• What you are asked to do:
Locate the string "icon" in the listing below. Copy every line where it is found.
^^^^^^^^^^^^^^^^
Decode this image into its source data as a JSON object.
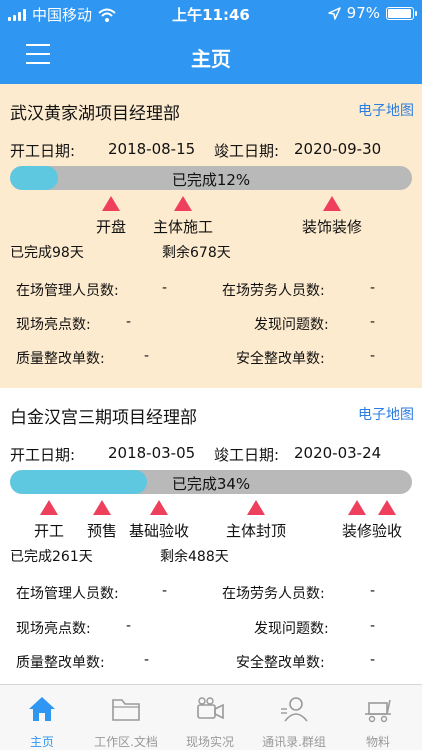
{
  "status_bar": {
    "carrier": "中国移动",
    "time": "上午11:46",
    "battery": "97%",
    "battery_level": 0.97
  },
  "nav": {
    "title": "主页"
  },
  "projects": [
    {
      "name": "武汉黄家湖项目经理部",
      "map_link": "电子地图",
      "start_label": "开工日期:",
      "start_date": "2018-08-15",
      "end_label": "竣工日期:",
      "end_date": "2020-09-30",
      "progress_text": "已完成12%",
      "progress": 0.12,
      "milestones": [
        "开盘",
        "主体施工",
        "装饰装修"
      ],
      "done_days": "已完成98天",
      "remaining_days": "剩余678天",
      "stats": [
        {
          "label": "在场管理人员数:",
          "value": "-"
        },
        {
          "label": "在场劳务人员数:",
          "value": "-"
        },
        {
          "label": "现场亮点数:",
          "value": "-"
        },
        {
          "label": "发现问题数:",
          "value": "-"
        },
        {
          "label": "质量整改单数:",
          "value": "-"
        },
        {
          "label": "安全整改单数:",
          "value": "-"
        }
      ]
    },
    {
      "name": "白金汉宫三期项目经理部",
      "map_link": "电子地图",
      "start_label": "开工日期:",
      "start_date": "2018-03-05",
      "end_label": "竣工日期:",
      "end_date": "2020-03-24",
      "progress_text": "已完成34%",
      "progress": 0.34,
      "milestones": [
        "开工",
        "预售",
        "基础验收",
        "主体封顶",
        "装修验收"
      ],
      "done_days": "已完成261天",
      "remaining_days": "剩余488天",
      "stats": [
        {
          "label": "在场管理人员数:",
          "value": "-"
        },
        {
          "label": "在场劳务人员数:",
          "value": "-"
        },
        {
          "label": "现场亮点数:",
          "value": "-"
        },
        {
          "label": "发现问题数:",
          "value": "-"
        },
        {
          "label": "质量整改单数:",
          "value": "-"
        },
        {
          "label": "安全整改单数:",
          "value": "-"
        }
      ]
    }
  ],
  "tabs": [
    {
      "label": "主页",
      "icon": "home-icon",
      "active": true
    },
    {
      "label": "工作区.文档",
      "icon": "folder-icon",
      "active": false
    },
    {
      "label": "现场实况",
      "icon": "camera-icon",
      "active": false
    },
    {
      "label": "通讯录.群组",
      "icon": "contacts-icon",
      "active": false
    },
    {
      "label": "物料",
      "icon": "cart-icon",
      "active": false
    }
  ],
  "colors": {
    "accent": "#2f97f2",
    "milestone": "#ee3f5c",
    "progress_fill": "#5ec8e0",
    "card1_bg": "#fdebcf"
  }
}
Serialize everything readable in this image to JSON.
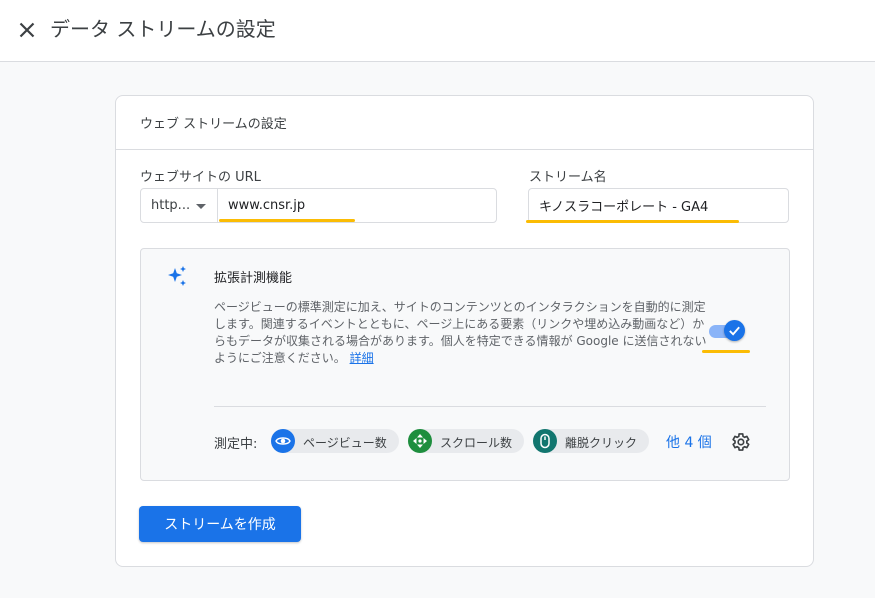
{
  "header": {
    "title": "データ ストリームの設定"
  },
  "card": {
    "header_title": "ウェブ ストリームの設定",
    "url_label": "ウェブサイトの URL",
    "protocol_value": "http...",
    "url_value": "www.cnsr.jp",
    "stream_name_label": "ストリーム名",
    "stream_name_value": "キノスラコーポレート - GA4"
  },
  "enhanced": {
    "title": "拡張計測機能",
    "description": "ページビューの標準測定に加え、サイトのコンテンツとのインタラクションを自動的に測定します。関連するイベントとともに、ページ上にある要素（リンクや埋め込み動画など）からもデータが収集される場合があります。個人を特定できる情報が Google に送信されないようにご注意ください。",
    "details_link": "詳細",
    "toggle_on": true,
    "measuring_label": "測定中:",
    "chips": [
      {
        "label": "ページビュー数",
        "icon": "eye-icon",
        "color": "#1a73e8"
      },
      {
        "label": "スクロール数",
        "icon": "scroll-arrows-icon",
        "color": "#1e8e3e"
      },
      {
        "label": "離脱クリック",
        "icon": "mouse-icon",
        "color": "#12766f"
      }
    ],
    "more_label": "他 4 個"
  },
  "actions": {
    "create_label": "ストリームを作成"
  },
  "colors": {
    "accent": "#1a73e8",
    "highlight": "#fbbc04"
  }
}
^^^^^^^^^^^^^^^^
• Solution:
      "icon": "home-icon",
      "icon": "folder-icon",
      "icon": "camera-icon",
      "icon": "contacts-icon",
      "icon": "cart-icon",
        "icon": "eye-icon",
        "icon": "scroll-arrows-icon",
        "icon": "mouse-icon",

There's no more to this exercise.